───── MATERIAL TO PROCESS ─────
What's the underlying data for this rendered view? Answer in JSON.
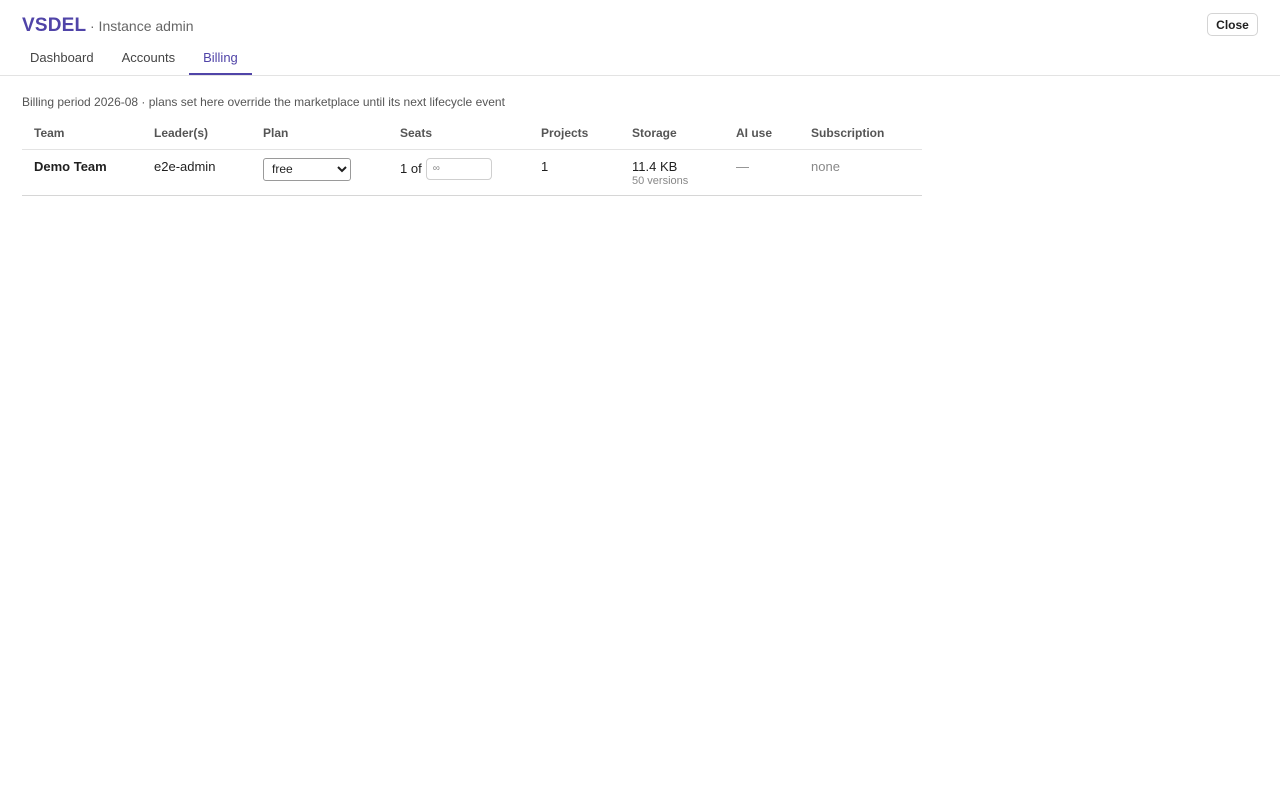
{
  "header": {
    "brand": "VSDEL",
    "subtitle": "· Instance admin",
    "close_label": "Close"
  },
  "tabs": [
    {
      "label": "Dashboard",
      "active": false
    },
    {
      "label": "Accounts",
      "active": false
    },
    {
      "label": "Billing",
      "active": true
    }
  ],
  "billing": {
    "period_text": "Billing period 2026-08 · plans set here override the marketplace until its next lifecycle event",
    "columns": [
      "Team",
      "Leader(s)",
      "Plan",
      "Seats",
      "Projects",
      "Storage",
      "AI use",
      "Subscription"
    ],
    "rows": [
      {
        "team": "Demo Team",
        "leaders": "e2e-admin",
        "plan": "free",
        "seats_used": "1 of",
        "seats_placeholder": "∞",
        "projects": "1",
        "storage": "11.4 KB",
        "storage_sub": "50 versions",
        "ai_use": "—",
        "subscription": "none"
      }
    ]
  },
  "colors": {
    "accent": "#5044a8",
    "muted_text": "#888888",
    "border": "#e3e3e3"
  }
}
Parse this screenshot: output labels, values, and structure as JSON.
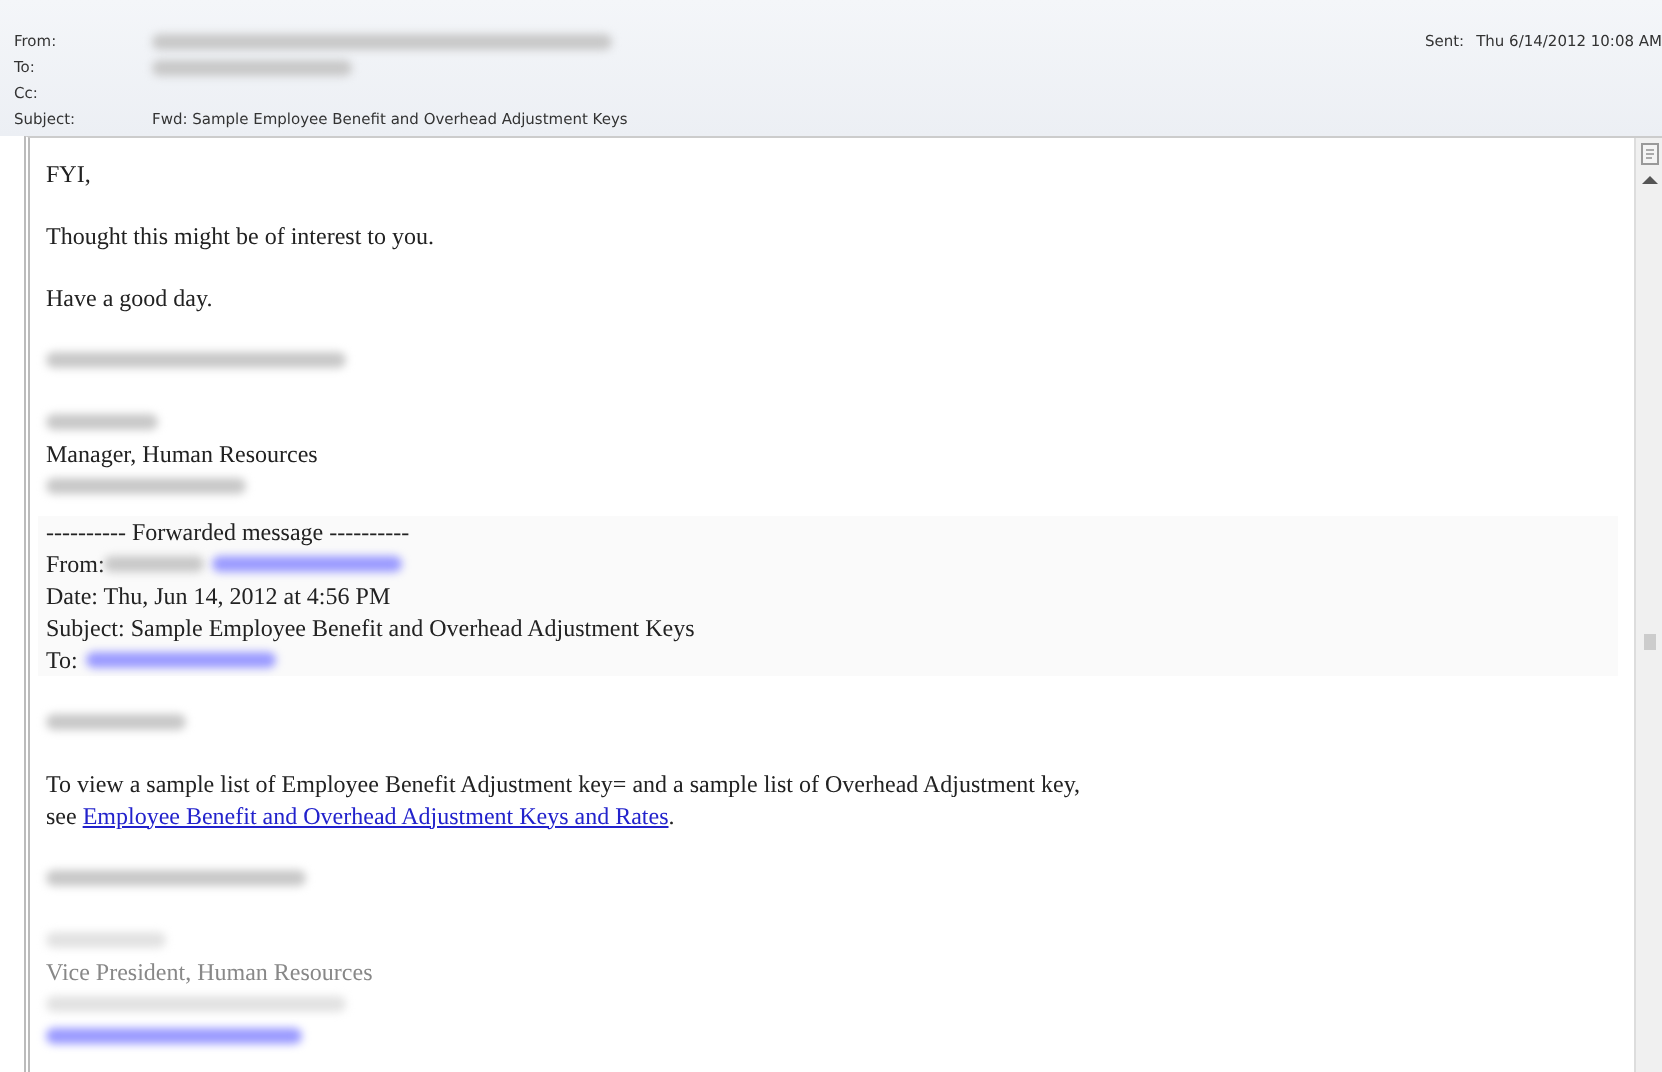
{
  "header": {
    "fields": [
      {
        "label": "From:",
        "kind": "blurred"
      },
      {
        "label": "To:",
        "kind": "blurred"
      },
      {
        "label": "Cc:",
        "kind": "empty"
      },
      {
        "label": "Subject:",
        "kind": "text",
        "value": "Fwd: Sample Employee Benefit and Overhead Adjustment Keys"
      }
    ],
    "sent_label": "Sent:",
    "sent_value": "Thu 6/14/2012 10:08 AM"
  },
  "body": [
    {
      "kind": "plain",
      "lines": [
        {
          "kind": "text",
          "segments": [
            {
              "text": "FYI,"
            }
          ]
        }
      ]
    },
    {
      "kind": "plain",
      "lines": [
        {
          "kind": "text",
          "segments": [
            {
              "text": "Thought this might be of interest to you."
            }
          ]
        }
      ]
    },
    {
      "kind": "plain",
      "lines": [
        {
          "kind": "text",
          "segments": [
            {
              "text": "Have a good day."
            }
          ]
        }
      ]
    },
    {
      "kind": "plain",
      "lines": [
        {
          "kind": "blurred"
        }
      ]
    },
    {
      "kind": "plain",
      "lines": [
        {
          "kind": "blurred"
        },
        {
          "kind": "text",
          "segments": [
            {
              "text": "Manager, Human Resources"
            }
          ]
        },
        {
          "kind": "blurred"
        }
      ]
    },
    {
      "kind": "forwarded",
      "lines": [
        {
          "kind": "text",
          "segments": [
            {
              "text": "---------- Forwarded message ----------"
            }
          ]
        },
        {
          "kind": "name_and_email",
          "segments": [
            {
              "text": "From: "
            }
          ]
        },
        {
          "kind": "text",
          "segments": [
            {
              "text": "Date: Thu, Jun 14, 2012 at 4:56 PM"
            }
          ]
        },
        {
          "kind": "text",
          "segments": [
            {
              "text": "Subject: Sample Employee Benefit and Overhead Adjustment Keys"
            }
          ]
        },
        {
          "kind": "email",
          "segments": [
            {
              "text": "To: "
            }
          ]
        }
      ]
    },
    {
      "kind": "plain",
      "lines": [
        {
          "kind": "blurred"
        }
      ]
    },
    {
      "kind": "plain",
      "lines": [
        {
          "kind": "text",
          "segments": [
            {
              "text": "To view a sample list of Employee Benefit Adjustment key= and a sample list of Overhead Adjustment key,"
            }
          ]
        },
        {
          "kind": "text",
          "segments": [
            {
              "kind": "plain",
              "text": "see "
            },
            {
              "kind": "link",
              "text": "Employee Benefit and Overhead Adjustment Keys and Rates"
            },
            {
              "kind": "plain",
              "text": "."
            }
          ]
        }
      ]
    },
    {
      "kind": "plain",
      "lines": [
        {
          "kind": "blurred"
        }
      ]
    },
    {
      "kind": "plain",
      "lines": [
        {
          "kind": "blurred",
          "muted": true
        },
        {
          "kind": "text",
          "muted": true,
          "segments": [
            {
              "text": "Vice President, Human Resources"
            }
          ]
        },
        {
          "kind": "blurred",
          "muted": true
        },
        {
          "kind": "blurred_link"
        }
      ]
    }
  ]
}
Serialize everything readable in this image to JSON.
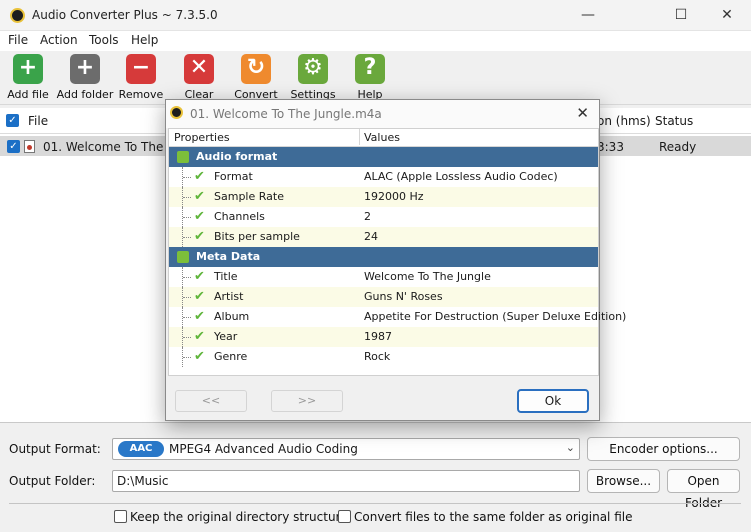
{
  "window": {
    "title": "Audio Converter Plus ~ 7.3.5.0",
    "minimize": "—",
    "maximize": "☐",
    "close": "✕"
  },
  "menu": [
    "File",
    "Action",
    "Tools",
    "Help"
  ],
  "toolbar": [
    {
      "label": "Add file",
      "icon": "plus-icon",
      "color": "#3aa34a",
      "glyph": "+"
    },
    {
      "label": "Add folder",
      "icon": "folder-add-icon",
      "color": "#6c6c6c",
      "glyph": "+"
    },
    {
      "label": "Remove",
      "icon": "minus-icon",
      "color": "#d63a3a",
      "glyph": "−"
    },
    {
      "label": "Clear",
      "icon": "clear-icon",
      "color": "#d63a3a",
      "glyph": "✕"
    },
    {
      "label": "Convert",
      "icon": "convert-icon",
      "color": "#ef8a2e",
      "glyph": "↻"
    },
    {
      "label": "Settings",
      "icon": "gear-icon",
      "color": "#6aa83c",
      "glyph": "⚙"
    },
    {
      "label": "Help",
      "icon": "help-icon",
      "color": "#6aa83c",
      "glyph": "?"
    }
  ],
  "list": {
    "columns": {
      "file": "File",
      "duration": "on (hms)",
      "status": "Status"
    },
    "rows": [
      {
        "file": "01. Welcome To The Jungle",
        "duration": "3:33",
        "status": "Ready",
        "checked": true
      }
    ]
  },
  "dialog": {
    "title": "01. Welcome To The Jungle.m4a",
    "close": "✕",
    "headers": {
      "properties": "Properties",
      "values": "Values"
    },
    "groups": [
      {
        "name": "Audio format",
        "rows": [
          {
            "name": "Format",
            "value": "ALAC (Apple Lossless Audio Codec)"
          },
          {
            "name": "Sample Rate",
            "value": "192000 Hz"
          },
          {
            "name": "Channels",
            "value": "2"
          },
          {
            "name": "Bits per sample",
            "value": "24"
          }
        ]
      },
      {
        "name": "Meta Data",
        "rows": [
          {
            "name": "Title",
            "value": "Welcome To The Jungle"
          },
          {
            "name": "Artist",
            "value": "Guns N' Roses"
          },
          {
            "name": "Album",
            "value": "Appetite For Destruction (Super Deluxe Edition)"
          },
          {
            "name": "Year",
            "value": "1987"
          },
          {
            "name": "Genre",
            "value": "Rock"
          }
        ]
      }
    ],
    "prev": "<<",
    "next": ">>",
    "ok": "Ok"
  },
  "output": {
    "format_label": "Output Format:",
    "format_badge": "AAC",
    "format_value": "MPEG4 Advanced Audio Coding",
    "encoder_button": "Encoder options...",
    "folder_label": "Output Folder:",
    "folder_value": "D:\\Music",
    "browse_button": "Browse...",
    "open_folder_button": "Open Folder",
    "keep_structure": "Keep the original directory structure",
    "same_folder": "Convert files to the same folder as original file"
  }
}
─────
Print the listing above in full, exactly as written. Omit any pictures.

What's the underlying data for this rendered view? Answer in JSON.
{
  "header": {
    "brand": "VSDEL",
    "subtitle": "· Instance admin",
    "close_label": "Close"
  },
  "tabs": [
    {
      "label": "Dashboard",
      "active": false
    },
    {
      "label": "Accounts",
      "active": false
    },
    {
      "label": "Billing",
      "active": true
    }
  ],
  "billing": {
    "period_text": "Billing period 2026-08 · plans set here override the marketplace until its next lifecycle event",
    "columns": [
      "Team",
      "Leader(s)",
      "Plan",
      "Seats",
      "Projects",
      "Storage",
      "AI use",
      "Subscription"
    ],
    "rows": [
      {
        "team": "Demo Team",
        "leaders": "e2e-admin",
        "plan": "free",
        "seats_used": "1 of",
        "seats_placeholder": "∞",
        "projects": "1",
        "storage": "11.4 KB",
        "storage_sub": "50 versions",
        "ai_use": "—",
        "subscription": "none"
      }
    ]
  },
  "colors": {
    "accent": "#5044a8",
    "muted_text": "#888888",
    "border": "#e3e3e3"
  }
}
Parse this screenshot: output labels, values, and structure as JSON.
{
  "header": {
    "fields": [
      {
        "label": "From:",
        "kind": "blurred"
      },
      {
        "label": "To:",
        "kind": "blurred"
      },
      {
        "label": "Cc:",
        "kind": "empty"
      },
      {
        "label": "Subject:",
        "kind": "text",
        "value": "Fwd: Sample Employee Benefit and Overhead Adjustment Keys"
      }
    ],
    "sent_label": "Sent:",
    "sent_value": "Thu 6/14/2012 10:08 AM"
  },
  "body": [
    {
      "kind": "plain",
      "lines": [
        {
          "kind": "text",
          "segments": [
            {
              "text": "FYI,"
            }
          ]
        }
      ]
    },
    {
      "kind": "plain",
      "lines": [
        {
          "kind": "text",
          "segments": [
            {
              "text": "Thought this might be of interest to you."
            }
          ]
        }
      ]
    },
    {
      "kind": "plain",
      "lines": [
        {
          "kind": "text",
          "segments": [
            {
              "text": "Have a good day."
            }
          ]
        }
      ]
    },
    {
      "kind": "plain",
      "lines": [
        {
          "kind": "blurred"
        }
      ]
    },
    {
      "kind": "plain",
      "lines": [
        {
          "kind": "blurred"
        },
        {
          "kind": "text",
          "segments": [
            {
              "text": "Manager, Human Resources"
            }
          ]
        },
        {
          "kind": "blurred"
        }
      ]
    },
    {
      "kind": "forwarded",
      "lines": [
        {
          "kind": "text",
          "segments": [
            {
              "text": "---------- Forwarded message ----------"
            }
          ]
        },
        {
          "kind": "name_and_email",
          "segments": [
            {
              "text": "From: "
            }
          ]
        },
        {
          "kind": "text",
          "segments": [
            {
              "text": "Date: Thu, Jun 14, 2012 at 4:56 PM"
            }
          ]
        },
        {
          "kind": "text",
          "segments": [
            {
              "text": "Subject: Sample Employee Benefit and Overhead Adjustment Keys"
            }
          ]
        },
        {
          "kind": "email",
          "segments": [
            {
              "text": "To: "
            }
          ]
        }
      ]
    },
    {
      "kind": "plain",
      "lines": [
        {
          "kind": "blurred"
        }
      ]
    },
    {
      "kind": "plain",
      "lines": [
        {
          "kind": "text",
          "segments": [
            {
              "text": "To view a sample list of Employee Benefit Adjustment key= and a sample list of Overhead Adjustment key,"
            }
          ]
        },
        {
          "kind": "text",
          "segments": [
            {
              "kind": "plain",
              "text": "see "
            },
            {
              "kind": "link",
              "text": "Employee Benefit and Overhead Adjustment Keys and Rates"
            },
            {
              "kind": "plain",
              "text": "."
            }
          ]
        }
      ]
    },
    {
      "kind": "plain",
      "lines": [
        {
          "kind": "blurred"
        }
      ]
    },
    {
      "kind": "plain",
      "lines": [
        {
          "kind": "blurred",
          "muted": true
        },
        {
          "kind": "text",
          "muted": true,
          "segments": [
            {
              "text": "Vice President, Human Resources"
            }
          ]
        },
        {
          "kind": "blurred",
          "muted": true
        },
        {
          "kind": "blurred_link"
        }
      ]
    }
  ]
}
Serialize everything readable in this image to JSON.
{
  "window": {
    "title": "Audio Converter Plus ~ 7.3.5.0",
    "minimize": "—",
    "maximize": "☐",
    "close": "✕"
  },
  "menu": [
    "File",
    "Action",
    "Tools",
    "Help"
  ],
  "toolbar": [
    {
      "label": "Add file",
      "icon": "plus-icon",
      "color": "#3aa34a",
      "glyph": "+"
    },
    {
      "label": "Add folder",
      "icon": "folder-add-icon",
      "color": "#6c6c6c",
      "glyph": "+"
    },
    {
      "label": "Remove",
      "icon": "minus-icon",
      "color": "#d63a3a",
      "glyph": "−"
    },
    {
      "label": "Clear",
      "icon": "clear-icon",
      "color": "#d63a3a",
      "glyph": "✕"
    },
    {
      "label": "Convert",
      "icon": "convert-icon",
      "color": "#ef8a2e",
      "glyph": "↻"
    },
    {
      "label": "Settings",
      "icon": "gear-icon",
      "color": "#6aa83c",
      "glyph": "⚙"
    },
    {
      "label": "Help",
      "icon": "help-icon",
      "color": "#6aa83c",
      "glyph": "?"
    }
  ],
  "list": {
    "columns": {
      "file": "File",
      "duration": "on (hms)",
      "status": "Status"
    },
    "rows": [
      {
        "file": "01. Welcome To The Jungle",
        "duration": "3:33",
        "status": "Ready",
        "checked": true
      }
    ]
  },
  "dialog": {
    "title": "01. Welcome To The Jungle.m4a",
    "close": "✕",
    "headers": {
      "properties": "Properties",
      "values": "Values"
    },
    "groups": [
      {
        "name": "Audio format",
        "rows": [
          {
            "name": "Format",
            "value": "ALAC (Apple Lossless Audio Codec)"
          },
          {
            "name": "Sample Rate",
            "value": "192000 Hz"
          },
          {
            "name": "Channels",
            "value": "2"
          },
          {
            "name": "Bits per sample",
            "value": "24"
          }
        ]
      },
      {
        "name": "Meta Data",
        "rows": [
          {
            "name": "Title",
            "value": "Welcome To The Jungle"
          },
          {
            "name": "Artist",
            "value": "Guns N' Roses"
          },
          {
            "name": "Album",
            "value": "Appetite For Destruction (Super Deluxe Edition)"
          },
          {
            "name": "Year",
            "value": "1987"
          },
          {
            "name": "Genre",
            "value": "Rock"
          }
        ]
      }
    ],
    "prev": "<<",
    "next": ">>",
    "ok": "Ok"
  },
  "output": {
    "format_label": "Output Format:",
    "format_badge": "AAC",
    "format_value": "MPEG4 Advanced Audio Coding",
    "encoder_button": "Encoder options...",
    "folder_label": "Output Folder:",
    "folder_value": "D:\\Music",
    "browse_button": "Browse...",
    "open_folder_button": "Open Folder",
    "keep_structure": "Keep the original directory structure",
    "same_folder": "Convert files to the same folder as original file"
  }
}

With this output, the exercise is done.